Anti-Federalist Papers: Centinel #1 - Constitution Society
In total, the Federalist Papers consist of 85 essays outlining how this new government would operate and why this type of government was the best choice for the United States of America. All of the essays were signed "PUBLIUS" and the actual authors of some are under dispute, but the general consensus is that Alexander Hamilton wrote , James Madison wrote , and John Jay contributed the remaining .
The Federalist #84 - Constitution Society
Business, legal, and personal papers of these families which contain some items pertaining to the Revolutionary era. There are legal papers written and/or signed by John Marshall, and legal and business papers of John and Ralph Wormeley and the Fairfax and Lee families. Also there are several letters from William Grayson of Dumfries which were written while he attended the Confederation Congress and concern the management of his affairs back home. Finally, there is a certificate stating that Peter Rust was a militiaman who was wounded during the war. (McGregor Library #1106)

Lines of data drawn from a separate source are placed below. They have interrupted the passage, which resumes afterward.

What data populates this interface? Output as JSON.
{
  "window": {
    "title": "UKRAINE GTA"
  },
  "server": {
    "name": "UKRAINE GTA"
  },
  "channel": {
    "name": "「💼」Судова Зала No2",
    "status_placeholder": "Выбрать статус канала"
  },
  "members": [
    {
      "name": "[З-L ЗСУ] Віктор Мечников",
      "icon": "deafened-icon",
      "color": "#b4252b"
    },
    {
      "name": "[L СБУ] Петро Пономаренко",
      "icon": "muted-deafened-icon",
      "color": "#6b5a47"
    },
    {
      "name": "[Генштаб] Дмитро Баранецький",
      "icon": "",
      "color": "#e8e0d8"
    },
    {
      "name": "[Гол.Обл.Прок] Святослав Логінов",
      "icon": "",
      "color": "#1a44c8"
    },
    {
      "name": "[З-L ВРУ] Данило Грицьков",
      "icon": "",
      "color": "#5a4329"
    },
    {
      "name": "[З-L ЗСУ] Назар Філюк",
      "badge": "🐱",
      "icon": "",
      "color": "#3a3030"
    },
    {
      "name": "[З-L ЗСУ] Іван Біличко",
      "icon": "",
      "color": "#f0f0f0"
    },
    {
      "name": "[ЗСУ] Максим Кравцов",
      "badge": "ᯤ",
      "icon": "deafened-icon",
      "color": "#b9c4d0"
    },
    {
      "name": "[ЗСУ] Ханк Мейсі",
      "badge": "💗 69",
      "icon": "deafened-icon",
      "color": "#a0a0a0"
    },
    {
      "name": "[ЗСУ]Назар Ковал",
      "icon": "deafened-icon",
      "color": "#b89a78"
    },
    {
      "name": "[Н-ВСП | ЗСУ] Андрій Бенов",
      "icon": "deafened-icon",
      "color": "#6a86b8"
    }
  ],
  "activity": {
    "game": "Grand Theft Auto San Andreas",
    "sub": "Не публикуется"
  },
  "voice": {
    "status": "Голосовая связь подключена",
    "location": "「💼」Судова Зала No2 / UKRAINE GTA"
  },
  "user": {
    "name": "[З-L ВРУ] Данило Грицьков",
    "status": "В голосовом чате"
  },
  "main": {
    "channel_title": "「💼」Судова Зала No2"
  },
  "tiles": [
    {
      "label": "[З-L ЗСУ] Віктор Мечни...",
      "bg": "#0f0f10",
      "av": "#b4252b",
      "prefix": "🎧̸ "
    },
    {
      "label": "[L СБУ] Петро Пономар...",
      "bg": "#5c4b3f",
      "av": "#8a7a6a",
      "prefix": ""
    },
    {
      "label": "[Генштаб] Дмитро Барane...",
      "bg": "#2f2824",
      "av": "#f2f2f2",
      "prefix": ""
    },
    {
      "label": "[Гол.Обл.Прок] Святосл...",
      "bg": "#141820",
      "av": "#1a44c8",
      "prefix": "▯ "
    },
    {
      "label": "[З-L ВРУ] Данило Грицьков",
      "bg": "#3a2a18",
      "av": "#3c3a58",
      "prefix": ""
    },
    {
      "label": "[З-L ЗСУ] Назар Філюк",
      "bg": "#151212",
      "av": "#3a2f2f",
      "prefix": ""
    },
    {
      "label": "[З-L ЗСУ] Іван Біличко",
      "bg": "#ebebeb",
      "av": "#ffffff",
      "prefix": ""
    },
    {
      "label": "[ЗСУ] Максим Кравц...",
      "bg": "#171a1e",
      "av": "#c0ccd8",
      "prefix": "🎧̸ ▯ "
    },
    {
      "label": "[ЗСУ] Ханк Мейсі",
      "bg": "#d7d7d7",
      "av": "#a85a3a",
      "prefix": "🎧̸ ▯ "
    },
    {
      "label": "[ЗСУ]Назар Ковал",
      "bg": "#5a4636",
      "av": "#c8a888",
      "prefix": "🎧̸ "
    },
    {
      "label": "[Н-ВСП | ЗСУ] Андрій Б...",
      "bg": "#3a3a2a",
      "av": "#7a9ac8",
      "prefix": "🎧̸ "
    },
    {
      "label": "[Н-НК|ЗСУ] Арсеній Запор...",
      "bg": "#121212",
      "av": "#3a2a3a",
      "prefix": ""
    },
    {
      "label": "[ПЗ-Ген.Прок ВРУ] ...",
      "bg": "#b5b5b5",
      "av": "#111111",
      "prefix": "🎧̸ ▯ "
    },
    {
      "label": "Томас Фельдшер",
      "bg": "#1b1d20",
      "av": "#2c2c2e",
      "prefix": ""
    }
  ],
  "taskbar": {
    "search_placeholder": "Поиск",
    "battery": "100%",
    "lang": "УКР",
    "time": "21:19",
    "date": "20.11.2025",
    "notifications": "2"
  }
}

This extensive collection contains a variety of personal and business papers relating to the Cocke and Cabell families, chiefly from "Bremo Recess," Fluvanna County. Revolutionary war materials include autograph letters and other items which reflect various military and political aspects of the era. Several letters to George Clinton, 1777-1780, relate to the war in New York and discuss problems with the raising of sufficient numbers of troops and supplies, the lack of adequate officer quarters, the difficulty in procuring medical supplies, frontier defense, and a Loyalist uprising in Ulster and Albany Counties. Papers relating to the Cabell family include a copy of an Amherst County certification of the military service of Colonel Nicholas Cabell of Amherst County which mention the possibility of leaving England for America and complains of economic burdens imposed on him by the "late war." Other items of interest include a letter from Nathaniel Greene to Colonel Henry "Light-Horse Harry" Lee, January 12, 1781, emphasizing the importance of success in the Georgetown campaign, an exchange of correspondence between Arthur Lee and Benjamin Franklin while they were commissioners in France, and a letter from William Lee to his brother, Richard Henry Lee, April 13, 1781, seeking his brother's interposition with Congress to help obtain reimbursement for his services earlier in the war; he also discusses military setbacks to Great Britain in the East Indies, Benjamin Franklin's ownership of a ship which carried supplies from France to America, and a recent loan obtained by John Adams from Holland. (#9513 & 9513-c)